[Show abstract][Hide abstract] ABSTRACT: The formation and accumulation of toxic amyloid-β peptides (Aβ) in the brain may drive the pathogenesis of Alzheimer's disease. Accordingly, disease-modifying therapies for Alzheimer's disease and related disorders could result from treatments regulating Aβ homeostasis. Examples are the inhibition of production, misfolding, and accumulation of Aβ or the enhancement of its clearance. Here we show that oral treatment with ACI-91 (Pirenzepine) dose-dependently reduced brain Aβ burden in AβPPPS1, hAβPPSL, and AβPP/PS1 transgenic mice. A possible mechanism of action of ACI-91 may occur through selective inhibition of muscarinic acetylcholine receptors (AChR) on endothelial cells of brain microvessels and enhanced Aβ peptide clearance across the blood-brain barrier. One month treatment with ACI-91 increased the clearance of intrathecally-injected Aβ in plaque-bearing mice. ACI-91 also accelerated the clearance of brain-injected Aβ in blood and peripheral tissues by favoring its urinal excretion. A single oral dose of ACI-91 reduced the half-life of interstitial Aβ peptide in pre-plaque mhAβPP/PS1d mice. By extending our studies to an in vitro model, we showed that muscarinic AChR inhibition by ACI-91 and Darifenacin augmented the capacity of differentiated endothelial monolayers for active transport of Aβ peptide. Finally, ACI-91 was found to consistently affect, in vitro and in vivo, the expression of endothelial cell genes involved in Aβ transport across the BBB. Thus increased Aβ clearance through the BBB may contribute to reduced Aβ burden and associated phenotypes. Inhibition of muscarinic AChR restricted to the periphery may present a therapeutic advantage as it avoids adverse central cholinergic effects.

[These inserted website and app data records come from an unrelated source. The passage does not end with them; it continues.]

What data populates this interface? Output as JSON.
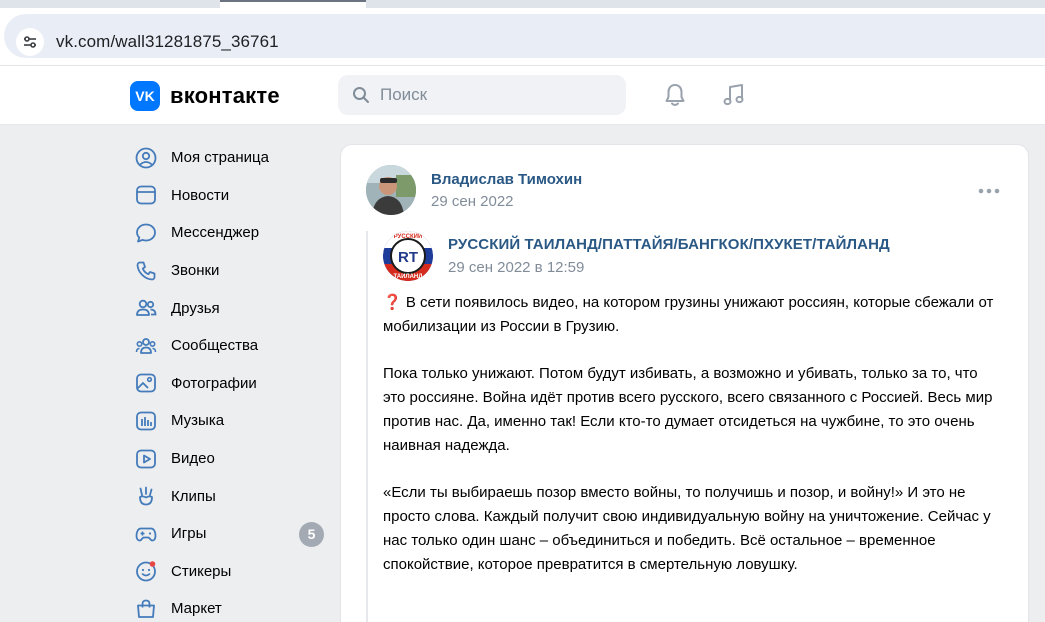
{
  "browser": {
    "url": "vk.com/wall31281875_36761"
  },
  "header": {
    "logo_mark": "VK",
    "logo_text": "вконтакте",
    "search_placeholder": "Поиск"
  },
  "sidebar": {
    "items": [
      {
        "label": "Моя страница",
        "icon": "user-circle-icon"
      },
      {
        "label": "Новости",
        "icon": "newspaper-icon"
      },
      {
        "label": "Мессенджер",
        "icon": "message-icon"
      },
      {
        "label": "Звонки",
        "icon": "phone-icon"
      },
      {
        "label": "Друзья",
        "icon": "friends-icon"
      },
      {
        "label": "Сообщества",
        "icon": "communities-icon"
      },
      {
        "label": "Фотографии",
        "icon": "photo-icon"
      },
      {
        "label": "Музыка",
        "icon": "music-icon"
      },
      {
        "label": "Видео",
        "icon": "video-icon"
      },
      {
        "label": "Клипы",
        "icon": "clips-icon"
      },
      {
        "label": "Игры",
        "icon": "gamepad-icon",
        "badge": "5"
      },
      {
        "label": "Стикеры",
        "icon": "sticker-icon"
      },
      {
        "label": "Маркет",
        "icon": "market-bag-icon"
      }
    ]
  },
  "post": {
    "author": "Владислав Тимохин",
    "date": "29 сен 2022",
    "repost": {
      "group_name": "РУССКИЙ ТАИЛАНД/ПАТТАЙЯ/БАНГКОК/ПХУКЕТ/ТАЙЛАНД",
      "avatar_letters": "RT",
      "avatar_top_text": "РУССКИЙ",
      "avatar_bottom_text": "ТАИЛАНД",
      "date": "29 сен 2022 в 12:59",
      "paragraphs": [
        "❓ В сети появилось видео, на котором грузины унижают россиян, которые сбежали от мобилизации из России в Грузию.",
        "Пока только унижают. Потом будут избивать, а возможно и убивать, только за то, что это россияне. Война идёт против всего русского, всего связанного с Россией. Весь мир против нас. Да, именно так! Если кто-то думает отсидеться на чужбине, то это очень наивная надежда.",
        "«Если ты выбираешь позор вместо войны, то получишь и позор, и войну!» И это не просто слова. Каждый получит свою индивидуальную войну на уничтожение. Сейчас у нас только один шанс – объединиться и победить. Всё остальное – временное спокойствие, которое превратится в смертельную ловушку."
      ]
    }
  },
  "colors": {
    "accent": "#0077ff",
    "link": "#2a5885",
    "muted": "#818c99",
    "icon": "#447bba"
  }
}
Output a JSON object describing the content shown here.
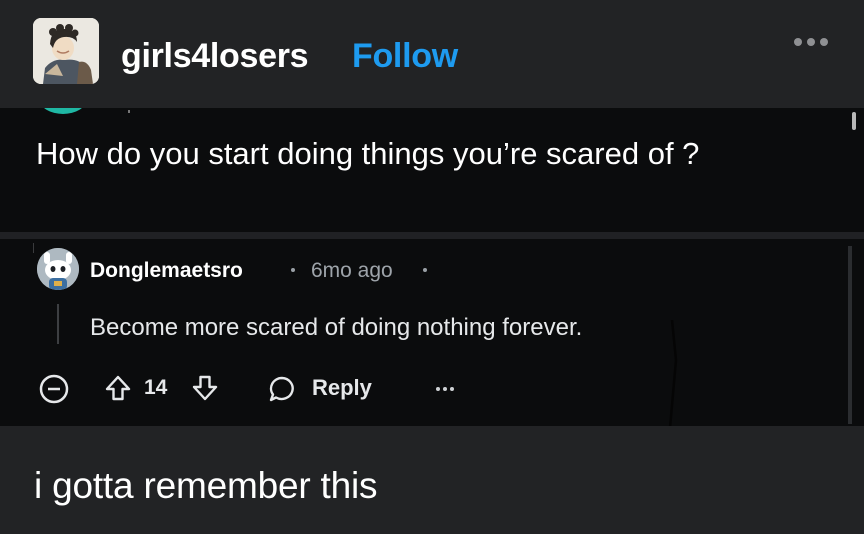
{
  "post": {
    "username": "girls4losers",
    "follow_label": "Follow",
    "avatar_icon": "user-avatar-illustration",
    "more_icon": "more-horizontal-icon"
  },
  "screenshot": {
    "question": "How do you start doing things you’re scared of ?",
    "comment": {
      "author": "Donglemaetsro",
      "time": "6mo ago",
      "body": "Become more scared of doing nothing forever.",
      "votes": "14",
      "reply_label": "Reply"
    }
  },
  "caption": "i gotta remember this",
  "colors": {
    "background": "#222325",
    "screenshot_background": "#0b0c0d",
    "follow": "#1e9bf0",
    "text": "#ffffff",
    "muted": "#9ea4aa",
    "teal_accent": "#1fb8a4"
  }
}
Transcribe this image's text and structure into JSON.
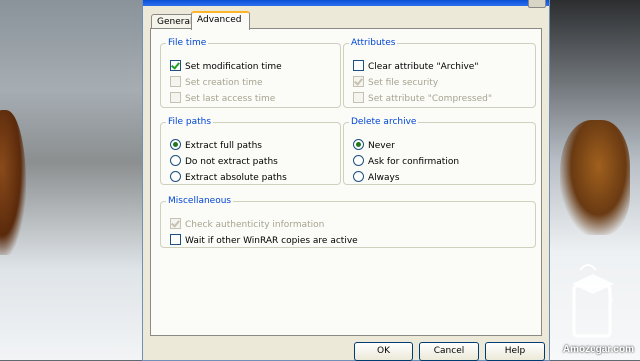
{
  "dialog": {
    "tabs": [
      {
        "label": "General",
        "active": false
      },
      {
        "label": "Advanced",
        "active": true
      }
    ],
    "file_time": {
      "legend": "File time",
      "options": [
        {
          "label": "Set modification time",
          "checked": true,
          "enabled": true
        },
        {
          "label": "Set creation time",
          "checked": false,
          "enabled": false
        },
        {
          "label": "Set last access time",
          "checked": false,
          "enabled": false
        }
      ]
    },
    "attributes": {
      "legend": "Attributes",
      "options": [
        {
          "label": "Clear attribute \"Archive\"",
          "checked": false,
          "enabled": true
        },
        {
          "label": "Set file security",
          "checked": true,
          "enabled": false
        },
        {
          "label": "Set attribute \"Compressed\"",
          "checked": false,
          "enabled": false
        }
      ]
    },
    "file_paths": {
      "legend": "File paths",
      "options": [
        {
          "label": "Extract full paths",
          "selected": true
        },
        {
          "label": "Do not extract paths",
          "selected": false
        },
        {
          "label": "Extract absolute paths",
          "selected": false
        }
      ]
    },
    "delete_archive": {
      "legend": "Delete archive",
      "options": [
        {
          "label": "Never",
          "selected": true
        },
        {
          "label": "Ask for confirmation",
          "selected": false
        },
        {
          "label": "Always",
          "selected": false
        }
      ]
    },
    "miscellaneous": {
      "legend": "Miscellaneous",
      "options": [
        {
          "label": "Check authenticity information",
          "checked": true,
          "enabled": false
        },
        {
          "label": "Wait if other WinRAR copies are active",
          "checked": false,
          "enabled": true
        }
      ]
    },
    "buttons": {
      "ok": "OK",
      "cancel": "Cancel",
      "help": "Help"
    }
  },
  "watermark": {
    "text": "Amozegar.com"
  },
  "colors": {
    "accent": "#0046d5",
    "tab_highlight": "#ffb52a",
    "dialog_bg": "#ece9d8"
  }
}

[Show abstract][Hide abstract] ABSTRACT: Tau, a microtubule-associated protein, is implicated in the pathogenesis of Alzheimer's Disease (AD) in regard to both neurofibrillary tangle formation and neuronal network hyperexcitability. The genetic ablation of tau substantially reduces hyperexcitability in AD mouse lines, induced seizure models, and genetic in vivo models of epilepsy. These data demonstrate that tau is an important regulator of network excitability. However, developmental compensation in the genetic tau knock-out line may account for the protective effect against seizures. To test the efficacy of a tau reducing therapy for disorders with a detrimental hyperexcitability profile in adult animals, we identified antisense oligonucleotides that selectively decrease endogenous tau expression throughout the entire mouse CNS-brain and spinal cord tissue, interstitial fluid, and CSF-while having no effect on baseline motor or cognitive behavior. In two chemically induced seizure models, mice with reduced tau protein had less severe seizures than control mice. Total tau protein levels and seizure severity were highly correlated, such that those mice with the most severe seizures also had the highest levels of tau. Our results demonstrate that endogenous tau is integral for regulating neuronal hyperexcitability in adult animals and suggest that an antisense oligonucleotide reduction of tau could benefit those with epilepsy and perhaps other disorders associated with tau-mediated neuronal hyperexcitability.
The Journal of Neuroscience : The Official Journal of the Society for Neuroscience 07/2013; 33(31):12887-97. DOI:10.1523/JNEUROSCI.2107-13.2013 · 6.34 Impact Factor